The study takes a look at ‘meals’ in a whole new way, using county-level data on food costs from The Nielsen Company to break down the food budget shortfall of our residents into an approximation of the meals missing from the tables of people at risk of hunger in Kansas each year.
Map the Meal Gap provides the following data for Kansas in an interactive map format:
- The percentage of the Kansas population who is food insecure.
- The percentage of the food insecure population in Kansas who qualify based on income for SNAP (Foods Stamps) and other federal nutrition programs.
- The percentage of the food insecure population in Kansas who do NOT qualify for federal nutrition programs and often must rely on charitable food assistance programs and who also need better wages and employment opportunities to help them meet their basic needs.
- The average price per meal in Kansas, based on new research by The Nielsen Company.

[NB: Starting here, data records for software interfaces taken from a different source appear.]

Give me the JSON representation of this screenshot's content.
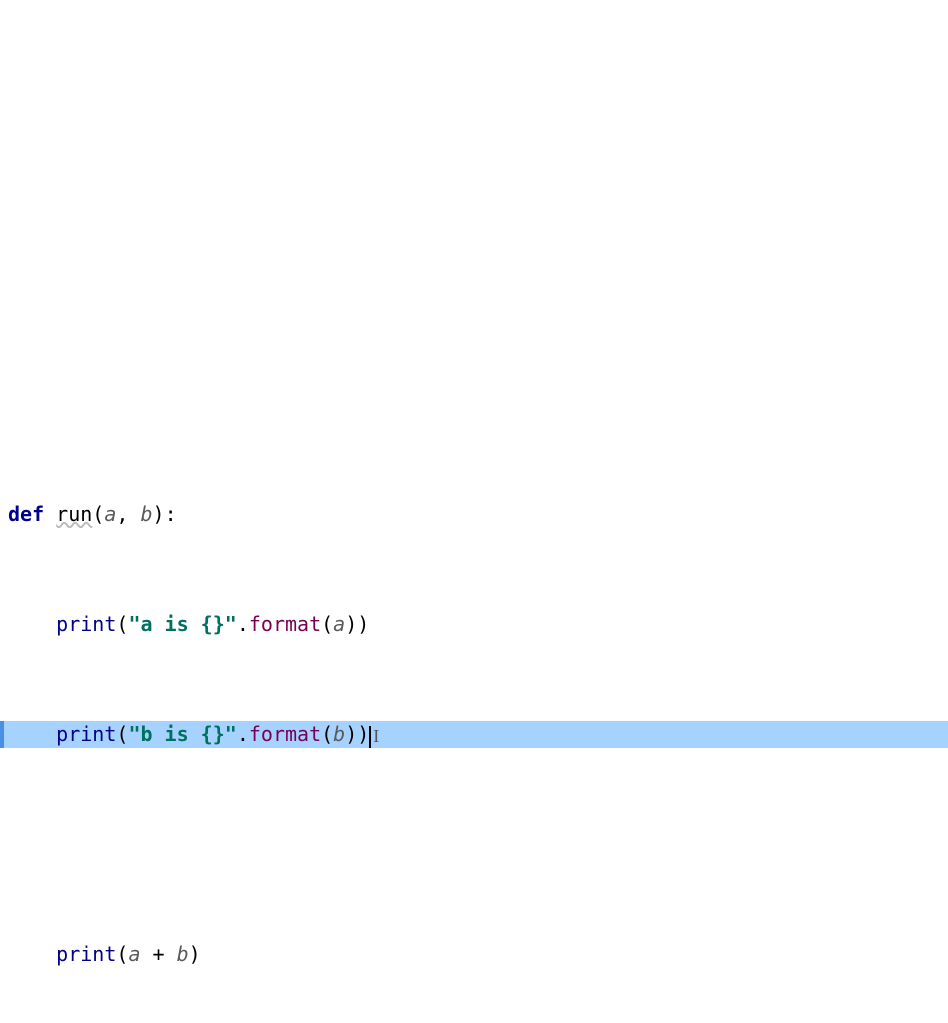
{
  "code": {
    "line1": {
      "kw": "def",
      "space1": " ",
      "fn": "run",
      "open": "(",
      "pA": "a",
      "comma": ", ",
      "pB": "b",
      "close": ")",
      "colon": ":"
    },
    "line2": {
      "indent": "    ",
      "builtin": "print",
      "open": "(",
      "str": "\"a is {}\"",
      "dot": ".",
      "method": "format",
      "open2": "(",
      "arg": "a",
      "close2": ")",
      "close": ")"
    },
    "line3": {
      "indent": "    ",
      "builtin": "print",
      "open": "(",
      "str": "\"b is {}\"",
      "dot": ".",
      "method": "format",
      "open2": "(",
      "arg": "b",
      "close2": ")",
      "close": ")"
    },
    "line5": {
      "indent": "    ",
      "builtin": "print",
      "open": "(",
      "a": "a",
      "op": " + ",
      "b": "b",
      "close": ")"
    }
  }
}
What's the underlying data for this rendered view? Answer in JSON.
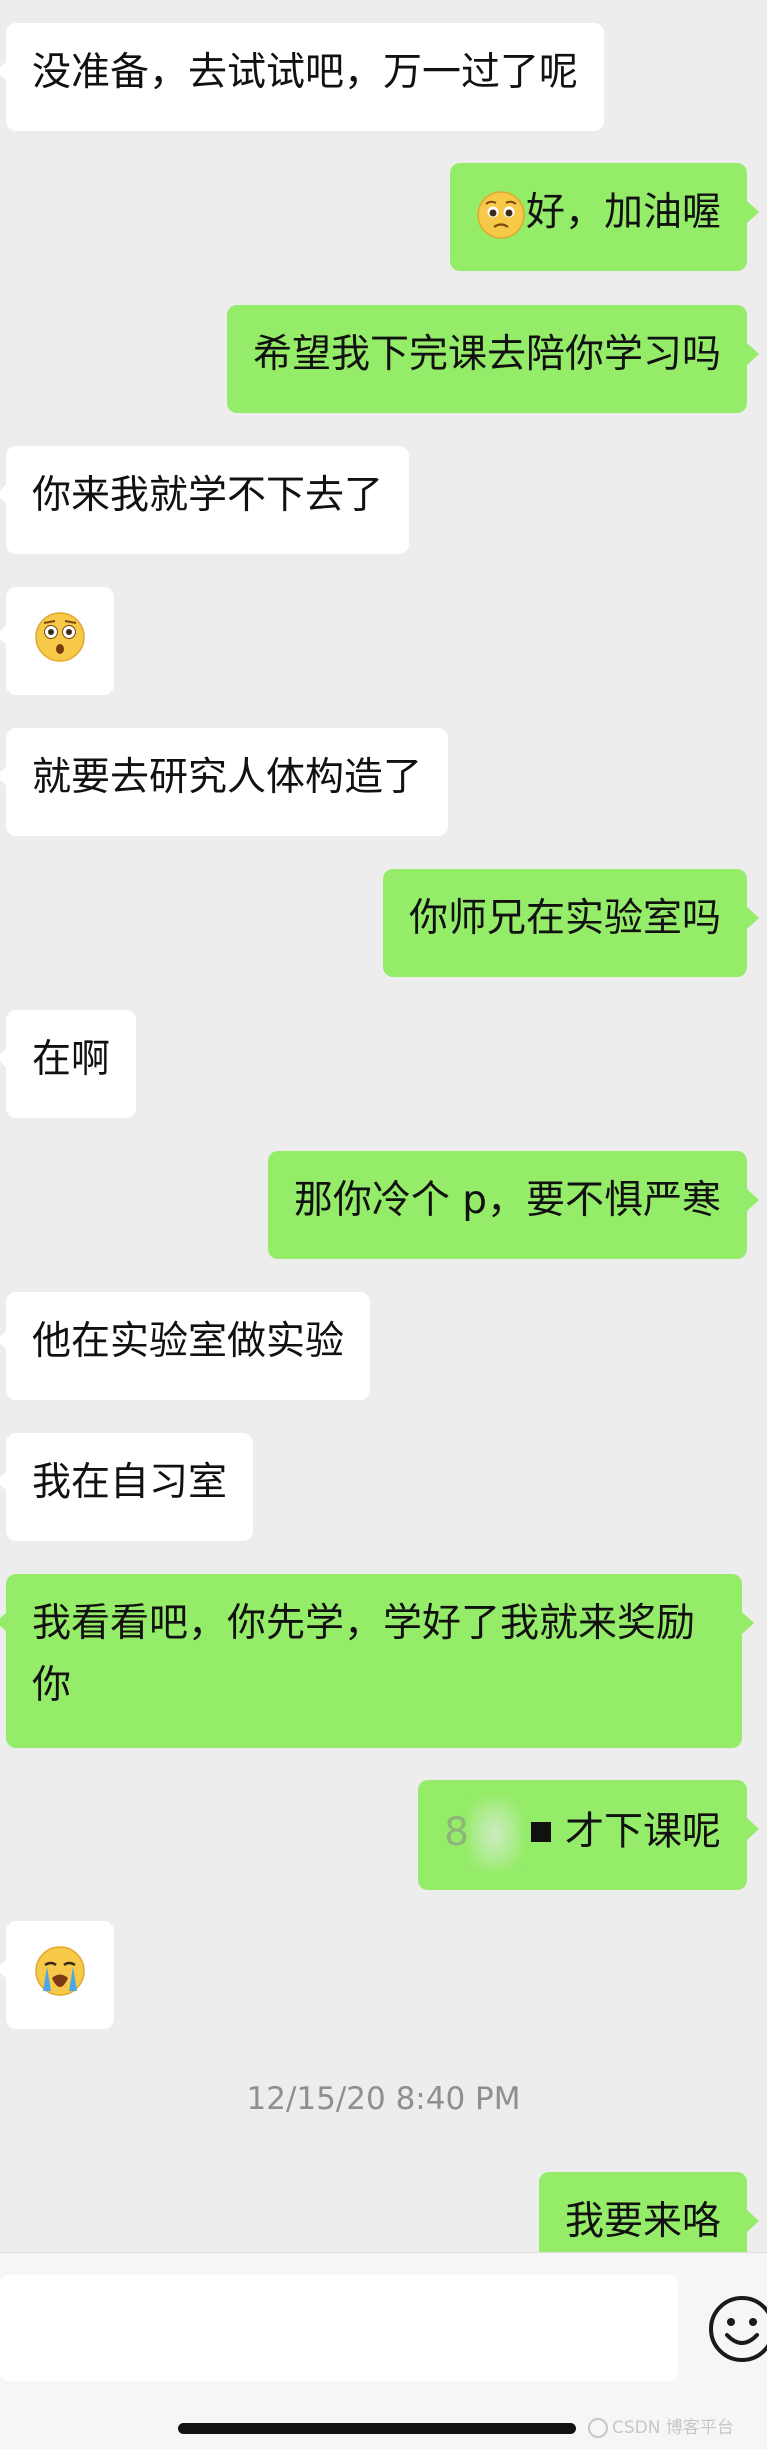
{
  "messages": [
    {
      "side": "in",
      "text": "没准备，去试试吧，万一过了呢"
    },
    {
      "side": "out",
      "emoji": "pleading-face-emoji",
      "text": "好，加油喔"
    },
    {
      "side": "out",
      "text": "希望我下完课去陪你学习吗"
    },
    {
      "side": "in",
      "text": "你来我就学不下去了"
    },
    {
      "side": "in",
      "emoji": "flushed-face-emoji"
    },
    {
      "side": "in",
      "text": "就要去研究人体构造了"
    },
    {
      "side": "out",
      "text": "你师兄在实验室吗"
    },
    {
      "side": "in",
      "text": "在啊"
    },
    {
      "side": "out",
      "text": "那你冷个 p，要不惧严寒"
    },
    {
      "side": "in",
      "text": "他在实验室做实验"
    },
    {
      "side": "in",
      "text": "我在自习室"
    },
    {
      "side": "in",
      "text": "我看看吧，你先学，学好了我就来奖励你"
    },
    {
      "side": "out",
      "text_prefix": "8",
      "text": "才下课呢"
    },
    {
      "side": "in",
      "emoji": "loudly-crying-face-emoji"
    },
    {
      "side": "out",
      "text": "我要来咯"
    }
  ],
  "timestamp": "12/15/20 8:40 PM",
  "input": {
    "value": ""
  },
  "watermark": "CSDN 博客平台",
  "colors": {
    "background": "#ededed",
    "incoming_bubble": "#ffffff",
    "outgoing_bubble": "#95ec69",
    "timestamp_text": "#8f8f8f"
  }
}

The interactive map will, for the first time, allow policy makers, state agencies, corporate partners and individual advocates to develop integrated strategies to fight hunger on a community by community level.
According to Census Bureau’s Current Population Survey data analyzed as part of “Map the Meal Gap”, people struggling with hunger estimate they would need about $56 more each month on average during the months that they are food insecure to address the shortages in their food budget. On a county by county level, “Map the Meal Gap” shows that this shortfall represents an estimated 66,252,546 meals in Kansas on an annual basis.
“Map the Meal Gap” also provides critical information that has never been previously available — food insecurity rates for Congressional District. Previously, food insecurity data was only available at the state level in the USDA’s annual report. The study further analyzes each district’s food insecure population to determine their income eligibility for federal nutrition assistance. This data has the potential to redefine the way service providers and policy makers address areas of need.
The findings of “Map the Meal Gap” are based on statistics collected by the U.S. Department of Agriculture, U.S. Census Bureau, and food price data from The Nielsen Company. The study was supported by The Howard G. Buffett Foundation and Nielsen.
“Map the Meal Gap” was conducted using well-established, transparent methods. Data were analyzed by Feeding America in partnership with Dr. Craig Gundersen, Associate Professor of Agricultural and Consumer Economics at the University of Illinois, Executive Director of the National Soybean Research Laboratory and member of Feeding America’s Technical Advisory Group.